It was August and my time in Nashville was running out. Later in the month I would leave. It seems to me there must be more stories to tell about me in that city, but I would only be repeating myself. For instance there’s “Nausea Anecdote Number 2: the Fourth of July Party”—maybe that would make a good one but it bores me now. Life repeats itself apparently, with subtle variation. But perhaps I am not looking closely enough, and there is so much more to say, and I might say more, later. And there are also the stories of the people I knew, stories which remain only the vaguest of allusions here.
At the beginning of the month I moved into Abe’s apartment situated just east of Vanderbilt, as Lewis had moved to a new place with no room for me. For a couple weeks I was there alone while Abe took a small vacation. Strange, the feeling of living in someone else’s space; or maybe it was more like living in a hotel. Abe did keep a clean house, the place was immaculate, and the building even looked like a two story motel. I felt curiously alienated from life, not the normal alienation I was so accustomed to but the alienation of being a kind of vagrant soul, so light that it could be blown away at any moment. Forgive this moment of lyricism, I know it’s unlike me. I was given to bouts of anxiety, but also moments of great calm. I dived into my writing with renewed enthusiasm and produced the beginnings of a novel, which I later abandoned. I read in the evenings. At moments I felt moved and overwhelmed; a chapter of my life was ending.
The weekend before I flew back to the east coast I sent an email out to the coffee shop staff saying that everyone should come out for drinks at Springwater to celebrate my departure. This seemed vain to me, and it was, but it also struck me that to leave without any ceremony would be cold, in a sense.
It was a typical summer evening. Abe and I and a girl from the philosophy department drank beers at his place before leaving for Springwater. When we got there only a few people from the shop had arrived. The place was dingy and poorly lit. A few old biker types sat at the bar drinking and laughing. Abe and I played a game of pool with Jay and several times Jay cracked innocent jokes about me, guffawing —I will never forget that guffaw. My mind must have been elsewhere because my memories are vague.
More people came, but it was still a small crowd. I had hoped for a wild rager, and maybe some drugs, but for the moment things were rather sedate. And yet it didn’t matter, the important characters were there. The party was ostensibly for me but I didn’t want to be the night’s main character. I just sat at the bar and chatted with people as they approached.

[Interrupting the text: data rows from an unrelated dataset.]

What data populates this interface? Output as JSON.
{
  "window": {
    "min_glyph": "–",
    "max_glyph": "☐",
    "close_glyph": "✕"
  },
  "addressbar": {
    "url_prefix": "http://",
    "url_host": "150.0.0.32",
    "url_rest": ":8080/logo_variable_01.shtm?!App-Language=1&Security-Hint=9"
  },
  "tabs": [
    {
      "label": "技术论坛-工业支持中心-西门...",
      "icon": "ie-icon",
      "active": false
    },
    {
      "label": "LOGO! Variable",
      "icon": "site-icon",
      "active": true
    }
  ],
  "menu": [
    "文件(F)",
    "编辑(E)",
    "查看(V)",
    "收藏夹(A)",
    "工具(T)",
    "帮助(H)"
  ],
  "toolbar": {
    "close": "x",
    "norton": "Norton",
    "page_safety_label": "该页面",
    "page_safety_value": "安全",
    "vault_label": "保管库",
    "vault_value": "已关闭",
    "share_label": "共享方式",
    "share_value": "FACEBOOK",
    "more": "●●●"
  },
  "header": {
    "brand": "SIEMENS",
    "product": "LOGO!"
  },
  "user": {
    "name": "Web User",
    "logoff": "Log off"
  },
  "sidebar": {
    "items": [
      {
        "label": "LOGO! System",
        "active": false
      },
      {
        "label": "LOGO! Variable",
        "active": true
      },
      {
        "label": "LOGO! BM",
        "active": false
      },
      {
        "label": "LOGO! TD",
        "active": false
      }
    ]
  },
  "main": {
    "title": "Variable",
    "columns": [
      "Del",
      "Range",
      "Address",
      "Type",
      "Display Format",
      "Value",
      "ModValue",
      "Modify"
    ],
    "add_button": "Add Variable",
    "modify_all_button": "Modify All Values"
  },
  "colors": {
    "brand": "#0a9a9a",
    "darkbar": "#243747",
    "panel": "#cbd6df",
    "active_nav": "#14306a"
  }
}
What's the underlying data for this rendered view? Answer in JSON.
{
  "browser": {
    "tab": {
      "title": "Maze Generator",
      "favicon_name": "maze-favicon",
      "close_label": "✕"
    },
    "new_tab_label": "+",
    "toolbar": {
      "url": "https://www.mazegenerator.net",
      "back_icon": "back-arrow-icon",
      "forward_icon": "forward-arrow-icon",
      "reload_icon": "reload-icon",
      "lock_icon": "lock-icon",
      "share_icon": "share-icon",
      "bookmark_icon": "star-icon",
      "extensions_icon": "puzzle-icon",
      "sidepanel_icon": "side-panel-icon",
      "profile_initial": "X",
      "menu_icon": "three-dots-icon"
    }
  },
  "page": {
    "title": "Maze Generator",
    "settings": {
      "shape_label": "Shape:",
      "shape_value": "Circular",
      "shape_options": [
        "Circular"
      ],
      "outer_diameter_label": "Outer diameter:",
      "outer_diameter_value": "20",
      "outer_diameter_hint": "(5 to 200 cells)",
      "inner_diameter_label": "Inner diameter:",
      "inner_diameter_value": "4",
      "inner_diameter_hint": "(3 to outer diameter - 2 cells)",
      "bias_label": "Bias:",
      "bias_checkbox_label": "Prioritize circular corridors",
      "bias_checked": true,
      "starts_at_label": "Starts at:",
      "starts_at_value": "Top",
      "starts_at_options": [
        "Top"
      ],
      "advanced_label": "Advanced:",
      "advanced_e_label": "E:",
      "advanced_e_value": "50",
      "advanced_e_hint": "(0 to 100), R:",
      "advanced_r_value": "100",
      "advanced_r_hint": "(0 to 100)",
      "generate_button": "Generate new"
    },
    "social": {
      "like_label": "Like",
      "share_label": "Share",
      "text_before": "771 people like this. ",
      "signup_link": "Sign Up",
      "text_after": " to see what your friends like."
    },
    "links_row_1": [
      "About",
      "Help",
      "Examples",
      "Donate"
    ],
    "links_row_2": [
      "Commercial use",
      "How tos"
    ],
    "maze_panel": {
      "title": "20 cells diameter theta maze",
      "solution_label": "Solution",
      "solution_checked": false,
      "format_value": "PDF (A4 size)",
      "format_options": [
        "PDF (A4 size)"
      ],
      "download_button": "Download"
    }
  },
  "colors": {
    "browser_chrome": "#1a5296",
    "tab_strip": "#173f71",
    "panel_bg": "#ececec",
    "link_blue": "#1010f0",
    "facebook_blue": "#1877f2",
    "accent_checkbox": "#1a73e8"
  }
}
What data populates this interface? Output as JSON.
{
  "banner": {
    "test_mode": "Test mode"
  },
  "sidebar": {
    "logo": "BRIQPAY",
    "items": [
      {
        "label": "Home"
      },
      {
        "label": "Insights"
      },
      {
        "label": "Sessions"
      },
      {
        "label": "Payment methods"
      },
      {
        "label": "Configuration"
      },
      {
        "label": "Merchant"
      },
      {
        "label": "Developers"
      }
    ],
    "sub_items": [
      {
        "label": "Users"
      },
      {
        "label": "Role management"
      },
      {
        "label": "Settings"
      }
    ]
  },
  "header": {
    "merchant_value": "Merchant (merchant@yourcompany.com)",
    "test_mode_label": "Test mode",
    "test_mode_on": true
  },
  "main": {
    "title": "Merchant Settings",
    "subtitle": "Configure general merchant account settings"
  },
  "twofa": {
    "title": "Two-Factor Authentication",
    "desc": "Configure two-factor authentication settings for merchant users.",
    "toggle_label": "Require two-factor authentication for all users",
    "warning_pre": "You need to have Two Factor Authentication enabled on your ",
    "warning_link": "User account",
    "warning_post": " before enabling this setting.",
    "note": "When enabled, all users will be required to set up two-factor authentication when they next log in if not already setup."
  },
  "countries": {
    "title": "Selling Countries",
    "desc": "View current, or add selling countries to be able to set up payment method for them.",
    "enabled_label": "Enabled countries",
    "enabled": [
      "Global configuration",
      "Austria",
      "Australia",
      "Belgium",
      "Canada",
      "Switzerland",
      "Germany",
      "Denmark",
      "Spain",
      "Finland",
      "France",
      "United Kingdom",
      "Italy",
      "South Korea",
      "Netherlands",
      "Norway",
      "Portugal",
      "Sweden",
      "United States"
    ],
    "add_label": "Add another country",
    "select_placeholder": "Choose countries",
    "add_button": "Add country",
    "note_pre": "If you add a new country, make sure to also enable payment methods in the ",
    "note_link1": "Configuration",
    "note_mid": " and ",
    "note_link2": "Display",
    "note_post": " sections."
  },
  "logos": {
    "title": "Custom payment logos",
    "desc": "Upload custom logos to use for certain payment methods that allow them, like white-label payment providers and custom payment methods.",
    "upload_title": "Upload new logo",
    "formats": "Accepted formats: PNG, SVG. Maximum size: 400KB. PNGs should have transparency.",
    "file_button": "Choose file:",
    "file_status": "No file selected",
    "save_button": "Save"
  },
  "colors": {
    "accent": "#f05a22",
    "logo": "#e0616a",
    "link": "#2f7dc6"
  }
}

Soon Randy, one of my co-workers, got up to perform, as that same night he had a show scheduled. The back of the stage was lined with gaudy sequin drapes lit up by the Christmas lights strung around everywhere. Randy wore his signature sunglasses and purple vest. His final song, “Last Chance to get in Dan’s Pants Before He goes to France,” was dedicated to me. I was flattered, still am flattered to this day. The crowd laughed while my face turned red. Naturally I looked around to see if there were any girls who might avail themselves of this last chance, but there were only aging bikers and co-workers from the café.
After the music we all left for the Villager. Springwater, despite its charm, was really just an old biker dive bar, and although the Villager was also a dive, it was a lesser dive, or more of a dive, depending on how you looked at it. Not all dives are created equal, that much is clear. There, we smoked cigarettes and drank at the bar. I was beginning to feel a little sentimental, though perhaps I am confusing how I feel now, as I write; it is difficult to distinguish the two sometimes. At around midnight Jane and Adam left, since they had to open the shop the following morning. We all hugged. These goodbyes were not as charged with meaning as perhaps one might think they should have been. Meaning operates of its own accord, indifferent to my intentions. I couldn’t have known the significance these people would later take in the stories I told myself.
In a general way, it seemed that more should have been happening, but it wasn’t.
Towards the end of the night when it was only Abe, myself, and few others, I filled the jukebox with coins and queued up the Replacement’s “Here Comes a Regular” several times, a song which, for some reason, even then I associated with my time in Nashville among so many musicians and heavy drinkers. I told Jay, who was noted for his musical tastes, what I’d chosen. “It has a special place in my heart,” I said. “Me too,” he said. That meant a lot to me, somehow.
But by the time I’d finished my drink, I knew I was getting too sloppy to stay. Not that I was on the brink of doing anything stupid—that, perhaps, would have been what the evening needed to truly set me off with a bang. I was simply spent, finished. I hugged Jay and Randy and said my goodbyes. My song hadn’t even played yet. Abe and I stumbled back to his place together.
When we got to his front door, I remained outside for a cigarette and a quiet moment with myself. But as I looked out at the evening sky and the tall Vanderbilt medical buildings, I began to feel indifferent towards myself. It was as if I was over-saturated in my own story. This was not an unpleasant way to feel, however, actually I felt fine. My cigarette finished, I went inside and passed out on the couch.